It is curated by the Norwegian Design Council and the Helen Hamlyn Centre for Design at the RCA, building on a seven-year partnership that includes conferences, publications, design projects and executive education. Drawing on this history of collaboration, the exhibition builds on a book published in 2010 by the Norwegian Design Council; Innovating with People: The Business of Inclusive Design that advocates the importance of an inclusive approach in business.
- We have made good progress in developing inclusive design in Norway. For me this is about an easier life for everyone. We have made accessible transport, airports, ferry terminals, ports and entrances to public buildings, making it easier for everyone to get around without special solutions, says the Norwegian Minister of Children, Equality and Social Inclusion Solveig Horne, who officially opened the exhibition in Oslo, 24 January 2014.
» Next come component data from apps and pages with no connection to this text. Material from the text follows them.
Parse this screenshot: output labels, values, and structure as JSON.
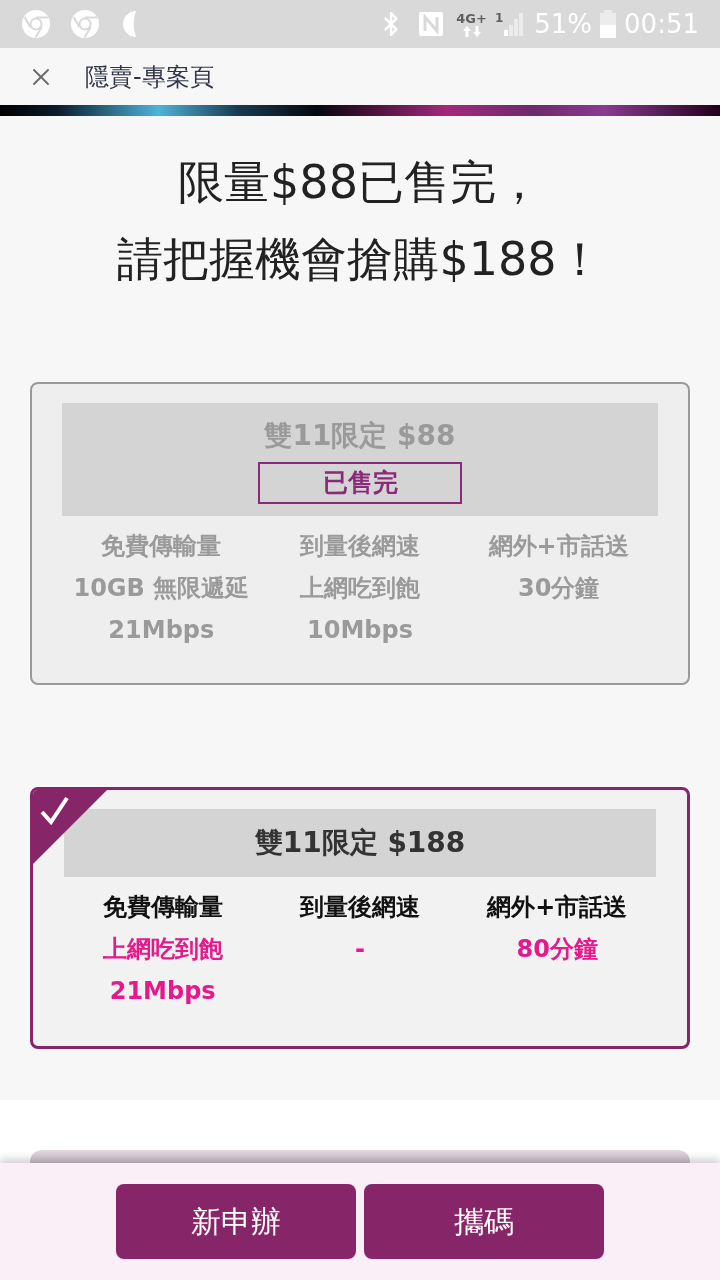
{
  "status_bar": {
    "network": "4G+",
    "sim": "1",
    "battery_percent": "51%",
    "time": "00:51"
  },
  "toolbar": {
    "title": "隱賣-專案頁"
  },
  "headline": [
    "限量$88已售完，",
    "請把握機會搶購$188！"
  ],
  "plans": [
    {
      "title": "雙11限定 $88",
      "badge": "已售完",
      "selected": false,
      "disabled": true,
      "features": [
        {
          "label": "免費傳輸量",
          "values": [
            "10GB 無限遞延",
            "21Mbps"
          ]
        },
        {
          "label": "到量後網速",
          "values": [
            "上網吃到飽",
            "10Mbps"
          ]
        },
        {
          "label": "網外+市話送",
          "values": [
            "30分鐘"
          ]
        }
      ]
    },
    {
      "title": "雙11限定 $188",
      "selected": true,
      "disabled": false,
      "features": [
        {
          "label": "免費傳輸量",
          "values": [
            "上網吃到飽",
            "21Mbps"
          ]
        },
        {
          "label": "到量後網速",
          "values": [
            "-"
          ]
        },
        {
          "label": "網外+市話送",
          "values": [
            "80分鐘"
          ]
        }
      ]
    }
  ],
  "actions": [
    "新申辦",
    "攜碼"
  ]
}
Curator Onny Eikhaug says that there has been a tremendous development in inclusive design in recent years. She is responsible for the Innovation Programme Innovation for All the Norwegian Design Council.
- Some of the world's foremost experts on inclusive design and architecture are inspired by the Nordic model of social equality when developing new solutions. Just by putting a range of different users at the centre of the process, we end up with innovative products, services and environments that are radically better than those that already exist, says Eikhaug.
"This exhibition is not just about inclusive design, it's really about good and effective design. It shows how design can make the world work better. For me it's inspirational and generates great optimism about our future. It's a 'must-see' for any designer who wants to make a real difference". Michael Wolff
View videos from the seminar when the exhibition visited Oslo in January:
To download the exhibition brochure:
Conflict & Design
This winter, from 15 December 2013 through 9 March 2014, Design Flanders is organising “Conflict & Design”, the 7th edition of the Design Triennial in Flanders, in association with C-mine Genk and Innovatie & Design Euregio.
This triennial, under the artistic management of curator Kurt Vanbelleghem, focuses on the way designers approach conflict situations and on the impact their designs have on our society. Moreover, “conflict” motivates them to create innovative social design processes and projects. It affords their work substance and meaning.
The exhibition provides food for thought about how, in the (near) future, we will be obliged to interact with each other and manage our natural resources in fundamentally different ways.
The participating designers display fascinating presentations of their work, each from their own specific perspective, in which they apply new methods and ways of thinking to contemporary design. They demonstrate how, through their design process, they offer solutions for all types of conflicts, from social conflicts between people to conflicts with nature, in the current economic situation and in a disjointed society. A conflict is seldom or never viewed as something positive, but appears to be a necessary driving force for innovation. Not innovation for the sake of innovation, but rather design with a clear social-societal objective: creating a better living, social and working climate.
In a nutshell, “Conflict & Design” is a dynamic project that is not limited to presenting work, but one in which design thinking and design processes are paramount, with the aim of also actively involving the public in the project as a whole. Don’t miss out!
Conflict & Design, the 7th Design Triennial in Flanders
Date: 15.12.2013 – 09.03.2014
Open: Every day from 10am to 7pm. Closed on holidays
Entry: Free of charge